It would seem that Japan’s three conditions for the use of force formulated in the Peace and Security Legislation can be consistent with these criteria. Likewise, the use of force as measures of self-defense against cyber-attacks would need to satisfy the so-called “Webster formula” or the “Caroline test” as a legal principle that requires “a necessity of self-defense, instant, overwhelming, leaving no choice of means and no moment for deliberation.” In addition to jus ad bellum, the use of force as measures for self-defense against cyber-attacks should adhere to jus in bello in cyberwarfare as examined in the so-called Tallinn Manual.
Japan’s right to exercise individual and collective self-defense can be justifiable in the light of the Japanese Constitution and international law. On the basis of the domestic and international legal frameworks, the Japanese government has attempted to increase its defense expenditure for the development of cybersecurity equipment and personnel. In the 2020 fiscal year, the Japanese Ministry of Defense plans to invest some 25.6 billion yen (237.12 million dollars) for the development of cybersecurity, including development of application of artificial intelligence (AI) to the cybersecurity defense system. The defense budget for the AI-powered anti-cyber-attack system that can automatically detect harmful emails and judge the level of cyber-attack threats was estimated to some 30 million yen (277,711 dollars). Moreover, the Japanese Defense Ministry intends to expand its Cyber Defense Group from 220 to 290 staff members and acquire Cyber Information Gathering System for 3.4 billion yen (31.5 million dollars).

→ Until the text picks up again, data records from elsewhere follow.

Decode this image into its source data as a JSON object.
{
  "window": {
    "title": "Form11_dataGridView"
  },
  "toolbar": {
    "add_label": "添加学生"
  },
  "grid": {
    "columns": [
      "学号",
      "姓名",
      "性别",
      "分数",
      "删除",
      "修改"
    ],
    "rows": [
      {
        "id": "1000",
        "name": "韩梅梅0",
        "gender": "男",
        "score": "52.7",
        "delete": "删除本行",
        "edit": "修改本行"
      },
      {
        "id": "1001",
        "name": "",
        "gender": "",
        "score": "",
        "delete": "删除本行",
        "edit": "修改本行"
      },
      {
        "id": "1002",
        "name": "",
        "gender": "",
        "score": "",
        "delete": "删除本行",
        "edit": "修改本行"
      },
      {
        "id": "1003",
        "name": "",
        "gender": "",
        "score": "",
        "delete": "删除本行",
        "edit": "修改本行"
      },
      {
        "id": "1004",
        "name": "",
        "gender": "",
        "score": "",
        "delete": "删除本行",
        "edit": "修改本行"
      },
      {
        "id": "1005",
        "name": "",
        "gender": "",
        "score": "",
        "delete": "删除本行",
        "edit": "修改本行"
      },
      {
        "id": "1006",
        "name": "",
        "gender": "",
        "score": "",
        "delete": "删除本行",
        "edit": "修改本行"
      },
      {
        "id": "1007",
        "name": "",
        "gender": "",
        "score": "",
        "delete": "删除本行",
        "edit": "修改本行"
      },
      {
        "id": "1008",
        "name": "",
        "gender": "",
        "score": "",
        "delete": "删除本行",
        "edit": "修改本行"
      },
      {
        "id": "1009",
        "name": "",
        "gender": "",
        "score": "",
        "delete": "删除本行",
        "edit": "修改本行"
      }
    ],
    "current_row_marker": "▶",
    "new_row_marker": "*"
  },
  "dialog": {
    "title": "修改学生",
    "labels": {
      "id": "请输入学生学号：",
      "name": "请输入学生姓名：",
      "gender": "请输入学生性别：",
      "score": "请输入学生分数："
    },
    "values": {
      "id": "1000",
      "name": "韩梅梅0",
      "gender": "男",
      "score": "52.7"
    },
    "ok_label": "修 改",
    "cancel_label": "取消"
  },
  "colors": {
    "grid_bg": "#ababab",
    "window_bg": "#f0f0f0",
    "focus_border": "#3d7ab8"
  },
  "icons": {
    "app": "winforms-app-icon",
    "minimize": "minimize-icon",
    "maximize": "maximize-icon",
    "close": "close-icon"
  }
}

Furthermore, Japan has sought to expand its cybersecurity cooperation with the United States and its partner states. The Defense Ministry seeks to secure and develop a cyber workforce by dispatching the Self-Defense Forces member staff to U.S. Cyber Commander Education Courses. In response to the threat of Chinese cyber-attacks, Japan and the European Union have deepened their cybersecurity cooperation by launching the “Japan-EU Cyber Dialogue”. Japan has also facilitated bilateral cybersecurity collaboration with Israel in order to combat cyber terrorism. Thus, Japan’s cybersecurity strategy has been evolving and its cybersecurity networks have been globalized overtime. Given the nature of cybersecurity in modern military operations and tactics, it can be considered that Japan would exercise its right to individual or collective self-defense in response to an external or foreign cyber-attack that could be judged as an armed attack against Japan or a foreign country that is in a close relationship with Japan.